TASK TO COMPLETE>
Report every line of the listing below in which the string "Sharing" occurs.

DATASET RECORDS>

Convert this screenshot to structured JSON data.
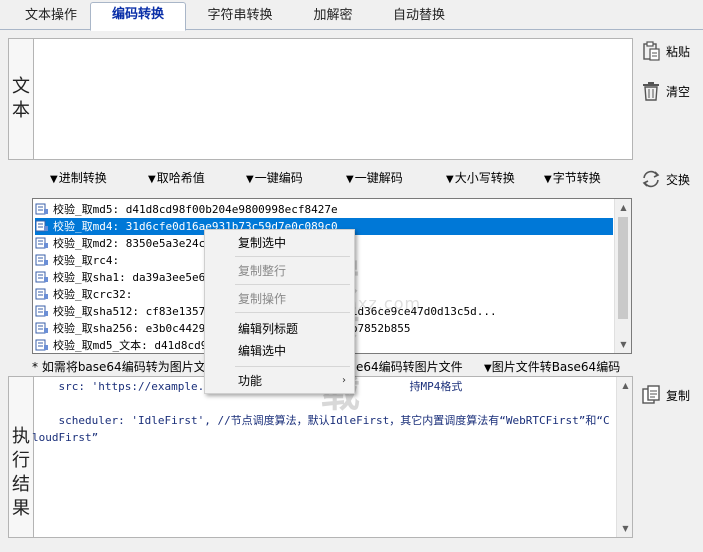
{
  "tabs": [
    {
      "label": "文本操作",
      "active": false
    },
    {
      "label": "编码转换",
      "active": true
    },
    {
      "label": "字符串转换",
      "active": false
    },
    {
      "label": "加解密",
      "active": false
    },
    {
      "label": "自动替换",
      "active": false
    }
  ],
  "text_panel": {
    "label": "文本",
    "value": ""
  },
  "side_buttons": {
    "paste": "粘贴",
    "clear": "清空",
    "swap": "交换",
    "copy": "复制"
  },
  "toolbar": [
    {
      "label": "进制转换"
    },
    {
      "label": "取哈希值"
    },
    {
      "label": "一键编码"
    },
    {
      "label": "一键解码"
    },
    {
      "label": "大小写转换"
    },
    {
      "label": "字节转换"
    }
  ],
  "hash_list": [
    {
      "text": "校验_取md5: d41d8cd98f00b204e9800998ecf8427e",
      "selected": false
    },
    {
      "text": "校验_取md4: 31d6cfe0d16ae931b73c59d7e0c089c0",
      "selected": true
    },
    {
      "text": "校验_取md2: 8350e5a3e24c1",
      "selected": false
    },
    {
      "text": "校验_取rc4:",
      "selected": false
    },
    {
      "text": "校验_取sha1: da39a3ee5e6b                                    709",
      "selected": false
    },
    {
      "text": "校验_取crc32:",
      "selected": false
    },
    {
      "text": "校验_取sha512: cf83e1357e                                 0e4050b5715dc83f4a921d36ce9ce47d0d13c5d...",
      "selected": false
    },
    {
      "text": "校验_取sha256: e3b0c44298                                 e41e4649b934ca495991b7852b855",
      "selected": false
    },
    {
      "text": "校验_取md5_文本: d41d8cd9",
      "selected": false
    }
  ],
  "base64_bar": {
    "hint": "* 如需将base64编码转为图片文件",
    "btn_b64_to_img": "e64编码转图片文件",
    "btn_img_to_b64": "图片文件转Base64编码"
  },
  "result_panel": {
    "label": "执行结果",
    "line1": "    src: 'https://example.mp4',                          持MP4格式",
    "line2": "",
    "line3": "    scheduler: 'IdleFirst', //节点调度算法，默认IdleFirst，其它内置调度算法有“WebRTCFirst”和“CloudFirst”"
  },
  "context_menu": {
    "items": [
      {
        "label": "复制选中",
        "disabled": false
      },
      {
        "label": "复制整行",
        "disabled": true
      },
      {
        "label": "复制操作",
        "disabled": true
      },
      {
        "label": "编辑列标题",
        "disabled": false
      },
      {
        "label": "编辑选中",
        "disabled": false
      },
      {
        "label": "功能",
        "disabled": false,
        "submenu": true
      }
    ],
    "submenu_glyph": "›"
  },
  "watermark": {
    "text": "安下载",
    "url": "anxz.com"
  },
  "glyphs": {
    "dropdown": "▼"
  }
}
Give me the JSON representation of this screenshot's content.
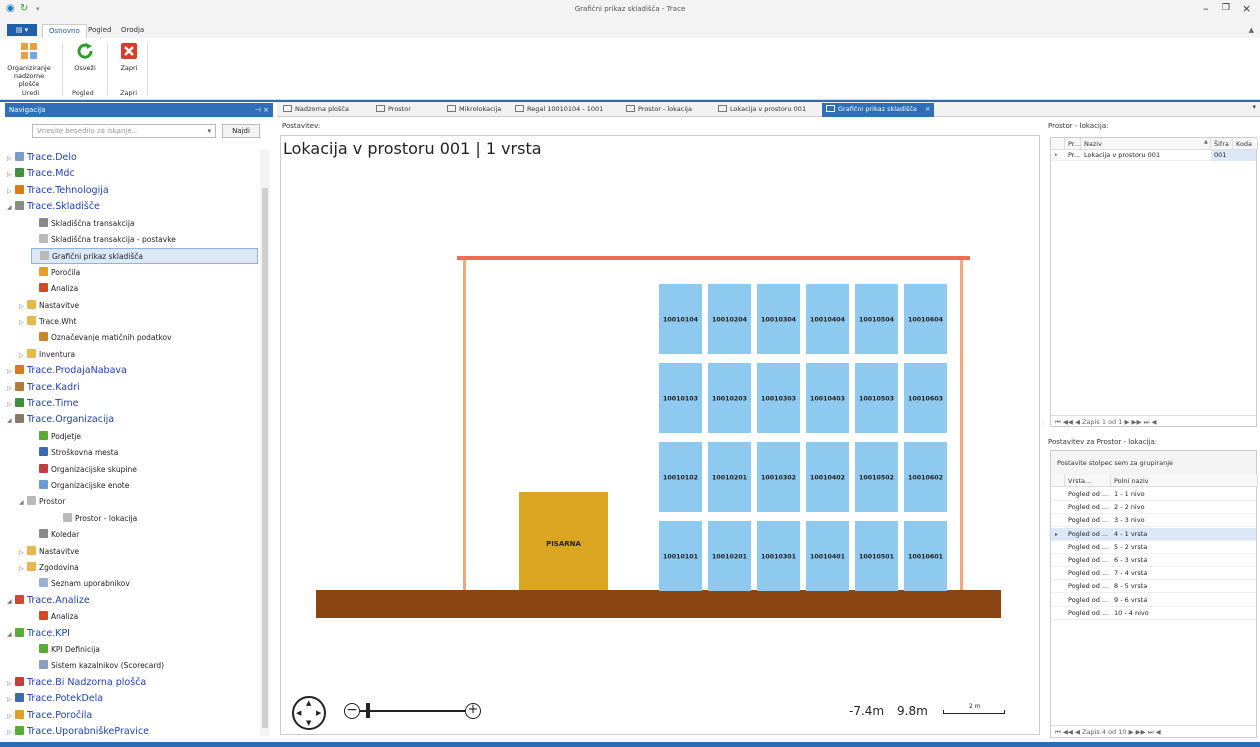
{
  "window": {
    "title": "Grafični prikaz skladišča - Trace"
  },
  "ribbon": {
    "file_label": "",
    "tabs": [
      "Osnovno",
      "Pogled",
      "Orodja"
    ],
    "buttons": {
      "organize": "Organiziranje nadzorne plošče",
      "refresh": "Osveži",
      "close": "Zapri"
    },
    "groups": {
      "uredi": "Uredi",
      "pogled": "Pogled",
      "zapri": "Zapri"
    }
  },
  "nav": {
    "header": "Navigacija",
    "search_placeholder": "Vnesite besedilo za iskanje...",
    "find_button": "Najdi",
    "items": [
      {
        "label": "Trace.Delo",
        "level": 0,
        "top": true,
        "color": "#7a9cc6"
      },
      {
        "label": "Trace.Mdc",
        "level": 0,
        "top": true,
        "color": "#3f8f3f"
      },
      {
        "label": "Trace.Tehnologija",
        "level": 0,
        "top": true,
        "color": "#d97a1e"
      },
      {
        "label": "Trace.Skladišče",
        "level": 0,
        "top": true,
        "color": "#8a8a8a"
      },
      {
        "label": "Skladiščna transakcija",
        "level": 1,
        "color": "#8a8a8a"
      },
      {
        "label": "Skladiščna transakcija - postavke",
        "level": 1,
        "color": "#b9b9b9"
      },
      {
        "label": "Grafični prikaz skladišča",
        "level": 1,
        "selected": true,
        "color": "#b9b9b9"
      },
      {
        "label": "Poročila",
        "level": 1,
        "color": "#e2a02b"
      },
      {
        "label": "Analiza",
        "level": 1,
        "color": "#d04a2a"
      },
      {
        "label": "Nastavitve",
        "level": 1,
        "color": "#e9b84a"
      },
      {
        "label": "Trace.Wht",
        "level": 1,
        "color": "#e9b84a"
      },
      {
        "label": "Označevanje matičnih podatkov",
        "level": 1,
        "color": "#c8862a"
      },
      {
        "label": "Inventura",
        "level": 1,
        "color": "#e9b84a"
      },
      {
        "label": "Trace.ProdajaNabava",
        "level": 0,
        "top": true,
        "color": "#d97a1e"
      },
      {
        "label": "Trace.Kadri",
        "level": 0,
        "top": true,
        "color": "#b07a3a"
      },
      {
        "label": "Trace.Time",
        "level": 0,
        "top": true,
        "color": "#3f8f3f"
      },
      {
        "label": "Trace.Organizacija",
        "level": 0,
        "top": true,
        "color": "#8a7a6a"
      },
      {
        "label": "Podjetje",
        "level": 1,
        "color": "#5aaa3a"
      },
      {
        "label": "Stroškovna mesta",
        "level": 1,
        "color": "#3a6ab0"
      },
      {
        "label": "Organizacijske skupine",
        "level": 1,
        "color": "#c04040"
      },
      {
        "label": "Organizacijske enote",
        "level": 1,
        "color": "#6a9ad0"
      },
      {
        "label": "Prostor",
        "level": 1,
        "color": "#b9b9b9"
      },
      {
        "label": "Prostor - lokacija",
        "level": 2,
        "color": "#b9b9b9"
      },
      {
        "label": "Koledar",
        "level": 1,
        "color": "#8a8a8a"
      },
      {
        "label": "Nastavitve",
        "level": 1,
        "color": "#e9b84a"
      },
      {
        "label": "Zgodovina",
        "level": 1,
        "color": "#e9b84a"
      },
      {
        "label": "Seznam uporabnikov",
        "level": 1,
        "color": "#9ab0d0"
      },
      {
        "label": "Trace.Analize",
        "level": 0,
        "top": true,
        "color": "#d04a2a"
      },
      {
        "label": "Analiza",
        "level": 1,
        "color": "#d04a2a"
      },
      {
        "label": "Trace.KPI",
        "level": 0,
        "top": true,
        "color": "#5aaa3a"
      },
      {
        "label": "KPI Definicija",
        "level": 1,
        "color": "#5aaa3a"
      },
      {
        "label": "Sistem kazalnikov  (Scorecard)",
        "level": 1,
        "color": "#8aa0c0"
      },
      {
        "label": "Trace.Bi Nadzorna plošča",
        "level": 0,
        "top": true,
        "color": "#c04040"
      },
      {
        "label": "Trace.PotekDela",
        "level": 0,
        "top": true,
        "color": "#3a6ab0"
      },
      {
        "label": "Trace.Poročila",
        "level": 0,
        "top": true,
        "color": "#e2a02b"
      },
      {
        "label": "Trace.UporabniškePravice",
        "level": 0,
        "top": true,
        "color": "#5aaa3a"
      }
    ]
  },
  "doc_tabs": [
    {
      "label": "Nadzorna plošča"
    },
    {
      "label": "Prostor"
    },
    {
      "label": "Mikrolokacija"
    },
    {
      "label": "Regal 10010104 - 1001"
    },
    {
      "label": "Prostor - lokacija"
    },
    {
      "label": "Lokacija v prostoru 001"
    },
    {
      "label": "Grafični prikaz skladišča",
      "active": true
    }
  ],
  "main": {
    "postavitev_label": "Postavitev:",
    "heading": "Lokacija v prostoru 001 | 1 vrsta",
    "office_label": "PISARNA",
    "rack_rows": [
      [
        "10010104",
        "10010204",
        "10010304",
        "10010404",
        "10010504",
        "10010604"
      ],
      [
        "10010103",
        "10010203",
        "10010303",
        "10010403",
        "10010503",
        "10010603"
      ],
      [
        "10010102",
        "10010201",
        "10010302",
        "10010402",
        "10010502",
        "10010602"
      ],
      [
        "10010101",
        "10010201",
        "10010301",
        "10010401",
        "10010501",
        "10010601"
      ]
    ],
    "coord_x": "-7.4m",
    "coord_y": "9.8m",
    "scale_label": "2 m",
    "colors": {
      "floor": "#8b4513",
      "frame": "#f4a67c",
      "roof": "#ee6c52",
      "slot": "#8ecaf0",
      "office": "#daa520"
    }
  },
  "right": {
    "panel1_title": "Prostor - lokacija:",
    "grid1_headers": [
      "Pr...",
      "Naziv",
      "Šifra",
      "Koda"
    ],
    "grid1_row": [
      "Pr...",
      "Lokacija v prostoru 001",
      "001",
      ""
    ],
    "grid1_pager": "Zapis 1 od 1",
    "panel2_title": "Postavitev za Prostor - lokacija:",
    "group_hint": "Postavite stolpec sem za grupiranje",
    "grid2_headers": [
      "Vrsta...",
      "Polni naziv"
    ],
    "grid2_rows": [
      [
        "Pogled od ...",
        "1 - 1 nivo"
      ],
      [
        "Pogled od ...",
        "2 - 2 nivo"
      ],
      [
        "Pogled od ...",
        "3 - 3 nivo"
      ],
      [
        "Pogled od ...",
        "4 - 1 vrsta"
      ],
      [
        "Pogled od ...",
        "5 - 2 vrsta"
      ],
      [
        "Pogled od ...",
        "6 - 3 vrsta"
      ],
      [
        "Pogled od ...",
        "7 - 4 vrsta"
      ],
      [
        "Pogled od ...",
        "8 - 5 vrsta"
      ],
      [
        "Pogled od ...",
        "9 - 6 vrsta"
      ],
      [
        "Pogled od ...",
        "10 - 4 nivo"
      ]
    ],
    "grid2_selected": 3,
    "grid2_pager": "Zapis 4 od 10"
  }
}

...

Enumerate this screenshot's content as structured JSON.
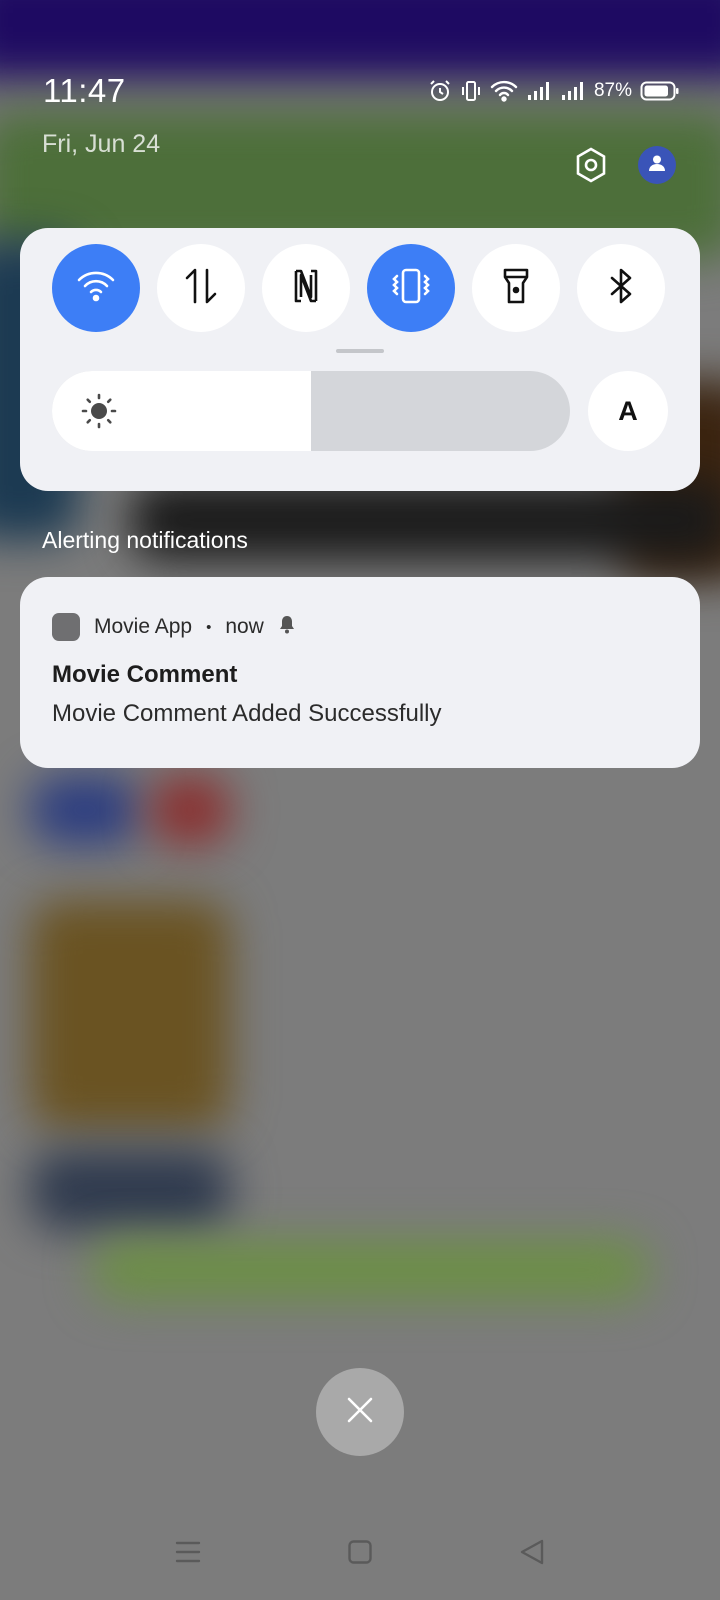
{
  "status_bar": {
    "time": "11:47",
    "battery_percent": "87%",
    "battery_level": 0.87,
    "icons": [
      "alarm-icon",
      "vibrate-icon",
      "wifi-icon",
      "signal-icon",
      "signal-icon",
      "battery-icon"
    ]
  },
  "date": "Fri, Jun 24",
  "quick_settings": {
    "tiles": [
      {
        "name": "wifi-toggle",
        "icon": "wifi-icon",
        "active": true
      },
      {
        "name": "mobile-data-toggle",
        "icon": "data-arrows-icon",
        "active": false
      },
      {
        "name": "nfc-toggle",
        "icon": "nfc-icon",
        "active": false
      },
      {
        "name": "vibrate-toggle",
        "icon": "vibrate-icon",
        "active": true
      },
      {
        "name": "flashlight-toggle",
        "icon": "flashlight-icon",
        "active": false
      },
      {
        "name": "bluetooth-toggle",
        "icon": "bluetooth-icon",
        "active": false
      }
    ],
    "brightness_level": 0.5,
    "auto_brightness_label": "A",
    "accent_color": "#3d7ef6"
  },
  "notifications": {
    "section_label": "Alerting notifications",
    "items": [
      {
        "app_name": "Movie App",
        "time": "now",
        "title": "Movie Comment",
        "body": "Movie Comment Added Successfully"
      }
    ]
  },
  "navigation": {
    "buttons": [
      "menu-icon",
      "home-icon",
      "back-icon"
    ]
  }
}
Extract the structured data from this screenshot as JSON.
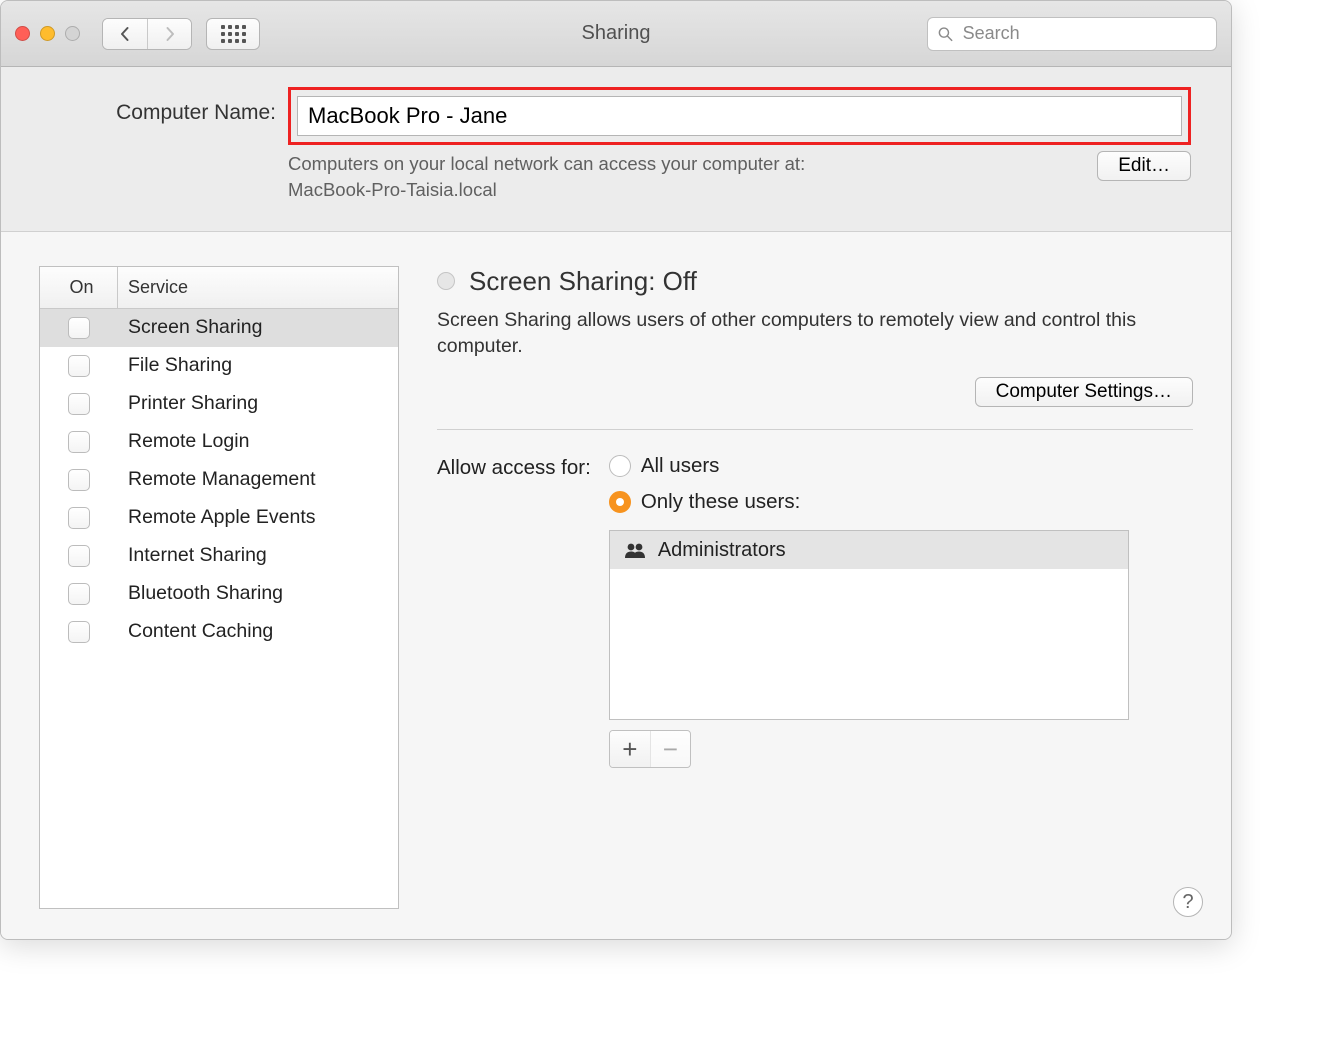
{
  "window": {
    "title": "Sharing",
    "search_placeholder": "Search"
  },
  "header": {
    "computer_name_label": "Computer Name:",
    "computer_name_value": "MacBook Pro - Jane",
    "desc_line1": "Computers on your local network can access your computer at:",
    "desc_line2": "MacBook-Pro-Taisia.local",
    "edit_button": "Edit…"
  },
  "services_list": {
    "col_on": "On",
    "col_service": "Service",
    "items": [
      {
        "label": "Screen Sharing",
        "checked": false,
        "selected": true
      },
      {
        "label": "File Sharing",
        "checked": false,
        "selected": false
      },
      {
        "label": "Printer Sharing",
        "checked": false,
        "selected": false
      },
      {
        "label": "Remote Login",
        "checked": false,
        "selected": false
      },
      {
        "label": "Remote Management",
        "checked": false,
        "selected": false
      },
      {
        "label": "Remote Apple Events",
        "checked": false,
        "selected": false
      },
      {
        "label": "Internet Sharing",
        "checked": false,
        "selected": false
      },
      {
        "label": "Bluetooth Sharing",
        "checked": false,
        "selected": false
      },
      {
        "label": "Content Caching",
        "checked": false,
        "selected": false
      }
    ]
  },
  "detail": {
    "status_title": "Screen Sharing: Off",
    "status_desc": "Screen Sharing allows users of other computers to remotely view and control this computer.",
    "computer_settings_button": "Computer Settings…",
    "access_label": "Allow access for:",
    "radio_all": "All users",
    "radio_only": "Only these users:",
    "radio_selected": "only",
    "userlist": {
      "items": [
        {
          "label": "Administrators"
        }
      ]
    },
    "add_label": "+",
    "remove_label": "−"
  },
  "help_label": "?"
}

PROBLEM SOLUTION>
    "title": "Sharing",
        "label": "Screen Sharing",
        "label": "File Sharing",
        "label": "Printer Sharing",
        "label": "Internet Sharing",
        "label": "Bluetooth Sharing",
    "status_title": "Screen Sharing: Off",
    "status_desc": "Screen Sharing allows users of other computers to remotely view and control this computer.",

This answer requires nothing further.